*** Opening SUPPLIED DATA ***
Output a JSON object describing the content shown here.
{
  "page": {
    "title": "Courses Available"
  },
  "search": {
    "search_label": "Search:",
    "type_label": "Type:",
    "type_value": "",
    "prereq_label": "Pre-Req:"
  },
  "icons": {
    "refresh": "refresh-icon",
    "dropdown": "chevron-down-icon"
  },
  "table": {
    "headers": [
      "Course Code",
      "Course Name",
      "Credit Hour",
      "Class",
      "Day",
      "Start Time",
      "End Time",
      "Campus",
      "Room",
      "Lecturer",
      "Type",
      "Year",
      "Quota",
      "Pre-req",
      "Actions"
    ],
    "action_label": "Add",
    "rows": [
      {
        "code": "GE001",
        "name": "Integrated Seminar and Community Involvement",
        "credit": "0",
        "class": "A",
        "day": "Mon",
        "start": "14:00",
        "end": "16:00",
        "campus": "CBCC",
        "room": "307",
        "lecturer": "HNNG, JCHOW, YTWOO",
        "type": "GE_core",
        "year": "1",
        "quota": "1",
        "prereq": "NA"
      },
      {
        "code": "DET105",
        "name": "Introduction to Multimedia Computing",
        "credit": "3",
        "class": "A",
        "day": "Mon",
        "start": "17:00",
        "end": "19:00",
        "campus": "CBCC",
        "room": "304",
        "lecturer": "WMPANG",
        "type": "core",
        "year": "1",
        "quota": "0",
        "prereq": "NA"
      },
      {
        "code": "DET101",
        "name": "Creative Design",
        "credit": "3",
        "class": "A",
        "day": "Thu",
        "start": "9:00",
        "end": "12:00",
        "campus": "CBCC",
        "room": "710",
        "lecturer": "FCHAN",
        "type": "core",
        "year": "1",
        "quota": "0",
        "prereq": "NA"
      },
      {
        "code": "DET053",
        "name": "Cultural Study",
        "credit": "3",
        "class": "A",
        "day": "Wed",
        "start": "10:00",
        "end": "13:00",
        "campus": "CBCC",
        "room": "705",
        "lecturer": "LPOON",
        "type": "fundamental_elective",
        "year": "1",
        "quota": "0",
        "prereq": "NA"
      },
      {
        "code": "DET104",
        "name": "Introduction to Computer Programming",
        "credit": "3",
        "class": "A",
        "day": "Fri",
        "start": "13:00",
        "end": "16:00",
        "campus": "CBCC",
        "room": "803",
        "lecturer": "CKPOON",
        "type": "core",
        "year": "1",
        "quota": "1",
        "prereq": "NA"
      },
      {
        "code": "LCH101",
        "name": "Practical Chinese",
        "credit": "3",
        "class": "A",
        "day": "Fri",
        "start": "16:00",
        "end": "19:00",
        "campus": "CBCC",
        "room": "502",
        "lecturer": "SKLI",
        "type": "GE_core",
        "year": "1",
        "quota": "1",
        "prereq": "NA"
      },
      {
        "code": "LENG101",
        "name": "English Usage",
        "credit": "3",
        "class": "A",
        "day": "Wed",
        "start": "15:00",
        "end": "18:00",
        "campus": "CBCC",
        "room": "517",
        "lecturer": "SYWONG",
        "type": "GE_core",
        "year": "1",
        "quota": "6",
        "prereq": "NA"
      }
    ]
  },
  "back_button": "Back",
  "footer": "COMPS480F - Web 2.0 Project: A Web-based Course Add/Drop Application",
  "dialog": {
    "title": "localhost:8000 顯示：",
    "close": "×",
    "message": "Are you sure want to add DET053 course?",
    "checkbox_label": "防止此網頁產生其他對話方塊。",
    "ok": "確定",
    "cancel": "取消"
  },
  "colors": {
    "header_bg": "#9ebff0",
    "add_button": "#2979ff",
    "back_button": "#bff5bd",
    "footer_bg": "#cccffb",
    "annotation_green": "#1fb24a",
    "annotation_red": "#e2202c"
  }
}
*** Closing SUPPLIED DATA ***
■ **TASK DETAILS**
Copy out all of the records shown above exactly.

■ **ANSWER TO THIS TASK**
Output a JSON object describing the content shown here.
{
  "page": {
    "title": "Courses Available"
  },
  "search": {
    "search_label": "Search:",
    "type_label": "Type:",
    "type_value": "",
    "prereq_label": "Pre-Req:"
  },
  "icons": {
    "refresh": "refresh-icon",
    "dropdown": "chevron-down-icon"
  },
  "table": {
    "headers": [
      "Course Code",
      "Course Name",
      "Credit Hour",
      "Class",
      "Day",
      "Start Time",
      "End Time",
      "Campus",
      "Room",
      "Lecturer",
      "Type",
      "Year",
      "Quota",
      "Pre-req",
      "Actions"
    ],
    "action_label": "Add",
    "rows": [
      {
        "code": "GE001",
        "name": "Integrated Seminar and Community Involvement",
        "credit": "0",
        "class": "A",
        "day": "Mon",
        "start": "14:00",
        "end": "16:00",
        "campus": "CBCC",
        "room": "307",
        "lecturer": "HNNG, JCHOW, YTWOO",
        "type": "GE_core",
        "year": "1",
        "quota": "1",
        "prereq": "NA"
      },
      {
        "code": "DET105",
        "name": "Introduction to Multimedia Computing",
        "credit": "3",
        "class": "A",
        "day": "Mon",
        "start": "17:00",
        "end": "19:00",
        "campus": "CBCC",
        "room": "304",
        "lecturer": "WMPANG",
        "type": "core",
        "year": "1",
        "quota": "0",
        "prereq": "NA"
      },
      {
        "code": "DET101",
        "name": "Creative Design",
        "credit": "3",
        "class": "A",
        "day": "Thu",
        "start": "9:00",
        "end": "12:00",
        "campus": "CBCC",
        "room": "710",
        "lecturer": "FCHAN",
        "type": "core",
        "year": "1",
        "quota": "0",
        "prereq": "NA"
      },
      {
        "code": "DET053",
        "name": "Cultural Study",
        "credit": "3",
        "class": "A",
        "day": "Wed",
        "start": "10:00",
        "end": "13:00",
        "campus": "CBCC",
        "room": "705",
        "lecturer": "LPOON",
        "type": "fundamental_elective",
        "year": "1",
        "quota": "0",
        "prereq": "NA"
      },
      {
        "code": "DET104",
        "name": "Introduction to Computer Programming",
        "credit": "3",
        "class": "A",
        "day": "Fri",
        "start": "13:00",
        "end": "16:00",
        "campus": "CBCC",
        "room": "803",
        "lecturer": "CKPOON",
        "type": "core",
        "year": "1",
        "quota": "1",
        "prereq": "NA"
      },
      {
        "code": "LCH101",
        "name": "Practical Chinese",
        "credit": "3",
        "class": "A",
        "day": "Fri",
        "start": "16:00",
        "end": "19:00",
        "campus": "CBCC",
        "room": "502",
        "lecturer": "SKLI",
        "type": "GE_core",
        "year": "1",
        "quota": "1",
        "prereq": "NA"
      },
      {
        "code": "LENG101",
        "name": "English Usage",
        "credit": "3",
        "class": "A",
        "day": "Wed",
        "start": "15:00",
        "end": "18:00",
        "campus": "CBCC",
        "room": "517",
        "lecturer": "SYWONG",
        "type": "GE_core",
        "year": "1",
        "quota": "6",
        "prereq": "NA"
      }
    ]
  },
  "back_button": "Back",
  "footer": "COMPS480F - Web 2.0 Project: A Web-based Course Add/Drop Application",
  "dialog": {
    "title": "localhost:8000 顯示：",
    "close": "×",
    "message": "Are you sure want to add DET053 course?",
    "checkbox_label": "防止此網頁產生其他對話方塊。",
    "ok": "確定",
    "cancel": "取消"
  },
  "colors": {
    "header_bg": "#9ebff0",
    "add_button": "#2979ff",
    "back_button": "#bff5bd",
    "footer_bg": "#cccffb",
    "annotation_green": "#1fb24a",
    "annotation_red": "#e2202c"
  }
}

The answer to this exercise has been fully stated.